Recorded data:
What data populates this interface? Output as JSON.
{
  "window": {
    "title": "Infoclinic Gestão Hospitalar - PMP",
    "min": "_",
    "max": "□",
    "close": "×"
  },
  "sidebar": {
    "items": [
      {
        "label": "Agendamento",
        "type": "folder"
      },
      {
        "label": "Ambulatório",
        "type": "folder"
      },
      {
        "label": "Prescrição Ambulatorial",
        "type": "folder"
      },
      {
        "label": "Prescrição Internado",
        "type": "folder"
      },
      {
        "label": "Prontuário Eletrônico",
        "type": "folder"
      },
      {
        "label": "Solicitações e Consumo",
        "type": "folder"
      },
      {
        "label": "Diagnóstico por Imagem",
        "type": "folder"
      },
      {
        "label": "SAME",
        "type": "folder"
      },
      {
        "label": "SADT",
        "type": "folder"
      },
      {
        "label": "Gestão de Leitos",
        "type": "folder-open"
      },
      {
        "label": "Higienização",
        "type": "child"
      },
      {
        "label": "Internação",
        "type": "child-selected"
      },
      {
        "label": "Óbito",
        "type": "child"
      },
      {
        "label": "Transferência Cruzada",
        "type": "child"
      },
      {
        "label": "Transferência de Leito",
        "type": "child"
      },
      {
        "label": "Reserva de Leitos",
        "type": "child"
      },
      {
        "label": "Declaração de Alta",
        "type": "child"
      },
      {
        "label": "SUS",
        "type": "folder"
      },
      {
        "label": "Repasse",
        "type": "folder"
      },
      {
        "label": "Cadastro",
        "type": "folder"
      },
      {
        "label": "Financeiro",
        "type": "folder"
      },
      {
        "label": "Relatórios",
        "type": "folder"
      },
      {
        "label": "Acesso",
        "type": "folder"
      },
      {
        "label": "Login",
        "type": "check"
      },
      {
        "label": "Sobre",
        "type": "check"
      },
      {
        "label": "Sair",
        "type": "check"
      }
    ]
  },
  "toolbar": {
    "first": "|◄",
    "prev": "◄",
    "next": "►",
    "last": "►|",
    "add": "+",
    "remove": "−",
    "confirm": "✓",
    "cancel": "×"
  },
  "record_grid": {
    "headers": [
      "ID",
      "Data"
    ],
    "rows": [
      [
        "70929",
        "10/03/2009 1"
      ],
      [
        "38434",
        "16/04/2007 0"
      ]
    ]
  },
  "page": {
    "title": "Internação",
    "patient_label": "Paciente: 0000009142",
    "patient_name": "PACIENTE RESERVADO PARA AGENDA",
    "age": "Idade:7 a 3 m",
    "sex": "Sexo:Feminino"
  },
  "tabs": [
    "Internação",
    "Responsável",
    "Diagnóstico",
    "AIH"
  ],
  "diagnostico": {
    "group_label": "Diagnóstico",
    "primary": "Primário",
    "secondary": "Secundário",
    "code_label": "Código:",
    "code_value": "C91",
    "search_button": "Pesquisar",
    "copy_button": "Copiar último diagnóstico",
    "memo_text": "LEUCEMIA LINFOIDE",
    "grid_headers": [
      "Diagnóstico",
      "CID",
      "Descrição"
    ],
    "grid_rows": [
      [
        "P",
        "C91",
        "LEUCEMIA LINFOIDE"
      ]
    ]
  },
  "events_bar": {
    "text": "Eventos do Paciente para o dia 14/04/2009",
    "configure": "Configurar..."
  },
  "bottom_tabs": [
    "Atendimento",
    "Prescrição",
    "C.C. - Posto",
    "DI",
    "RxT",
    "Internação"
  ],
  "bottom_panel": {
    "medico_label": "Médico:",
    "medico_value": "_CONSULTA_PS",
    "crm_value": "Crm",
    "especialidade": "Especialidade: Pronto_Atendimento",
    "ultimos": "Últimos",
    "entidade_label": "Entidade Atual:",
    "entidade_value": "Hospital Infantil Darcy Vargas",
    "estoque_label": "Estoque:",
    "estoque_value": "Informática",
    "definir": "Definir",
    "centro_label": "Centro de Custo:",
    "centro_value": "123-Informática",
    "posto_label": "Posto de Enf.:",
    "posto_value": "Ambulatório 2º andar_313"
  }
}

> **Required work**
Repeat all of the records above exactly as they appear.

> **Worked solution**
What data populates this interface? Output as JSON.
{
  "window": {
    "title": "Infoclinic Gestão Hospitalar - PMP",
    "min": "_",
    "max": "□",
    "close": "×"
  },
  "sidebar": {
    "items": [
      {
        "label": "Agendamento",
        "type": "folder"
      },
      {
        "label": "Ambulatório",
        "type": "folder"
      },
      {
        "label": "Prescrição Ambulatorial",
        "type": "folder"
      },
      {
        "label": "Prescrição Internado",
        "type": "folder"
      },
      {
        "label": "Prontuário Eletrônico",
        "type": "folder"
      },
      {
        "label": "Solicitações e Consumo",
        "type": "folder"
      },
      {
        "label": "Diagnóstico por Imagem",
        "type": "folder"
      },
      {
        "label": "SAME",
        "type": "folder"
      },
      {
        "label": "SADT",
        "type": "folder"
      },
      {
        "label": "Gestão de Leitos",
        "type": "folder-open"
      },
      {
        "label": "Higienização",
        "type": "child"
      },
      {
        "label": "Internação",
        "type": "child-selected"
      },
      {
        "label": "Óbito",
        "type": "child"
      },
      {
        "label": "Transferência Cruzada",
        "type": "child"
      },
      {
        "label": "Transferência de Leito",
        "type": "child"
      },
      {
        "label": "Reserva de Leitos",
        "type": "child"
      },
      {
        "label": "Declaração de Alta",
        "type": "child"
      },
      {
        "label": "SUS",
        "type": "folder"
      },
      {
        "label": "Repasse",
        "type": "folder"
      },
      {
        "label": "Cadastro",
        "type": "folder"
      },
      {
        "label": "Financeiro",
        "type": "folder"
      },
      {
        "label": "Relatórios",
        "type": "folder"
      },
      {
        "label": "Acesso",
        "type": "folder"
      },
      {
        "label": "Login",
        "type": "check"
      },
      {
        "label": "Sobre",
        "type": "check"
      },
      {
        "label": "Sair",
        "type": "check"
      }
    ]
  },
  "toolbar": {
    "first": "|◄",
    "prev": "◄",
    "next": "►",
    "last": "►|",
    "add": "+",
    "remove": "−",
    "confirm": "✓",
    "cancel": "×"
  },
  "record_grid": {
    "headers": [
      "ID",
      "Data"
    ],
    "rows": [
      [
        "70929",
        "10/03/2009 1"
      ],
      [
        "38434",
        "16/04/2007 0"
      ]
    ]
  },
  "page": {
    "title": "Internação",
    "patient_label": "Paciente: 0000009142",
    "patient_name": "PACIENTE RESERVADO PARA AGENDA",
    "age": "Idade:7 a 3 m",
    "sex": "Sexo:Feminino"
  },
  "tabs": [
    "Internação",
    "Responsável",
    "Diagnóstico",
    "AIH"
  ],
  "diagnostico": {
    "group_label": "Diagnóstico",
    "primary": "Primário",
    "secondary": "Secundário",
    "code_label": "Código:",
    "code_value": "C91",
    "search_button": "Pesquisar",
    "copy_button": "Copiar último diagnóstico",
    "memo_text": "LEUCEMIA LINFOIDE",
    "grid_headers": [
      "Diagnóstico",
      "CID",
      "Descrição"
    ],
    "grid_rows": [
      [
        "P",
        "C91",
        "LEUCEMIA LINFOIDE"
      ]
    ]
  },
  "events_bar": {
    "text": "Eventos do Paciente para o dia 14/04/2009",
    "configure": "Configurar..."
  },
  "bottom_tabs": [
    "Atendimento",
    "Prescrição",
    "C.C. - Posto",
    "DI",
    "RxT",
    "Internação"
  ],
  "bottom_panel": {
    "medico_label": "Médico:",
    "medico_value": "_CONSULTA_PS",
    "crm_value": "Crm",
    "especialidade": "Especialidade: Pronto_Atendimento",
    "ultimos": "Últimos",
    "entidade_label": "Entidade Atual:",
    "entidade_value": "Hospital Infantil Darcy Vargas",
    "estoque_label": "Estoque:",
    "estoque_value": "Informática",
    "definir": "Definir",
    "centro_label": "Centro de Custo:",
    "centro_value": "123-Informática",
    "posto_label": "Posto de Enf.:",
    "posto_value": "Ambulatório 2º andar_313"
  }
}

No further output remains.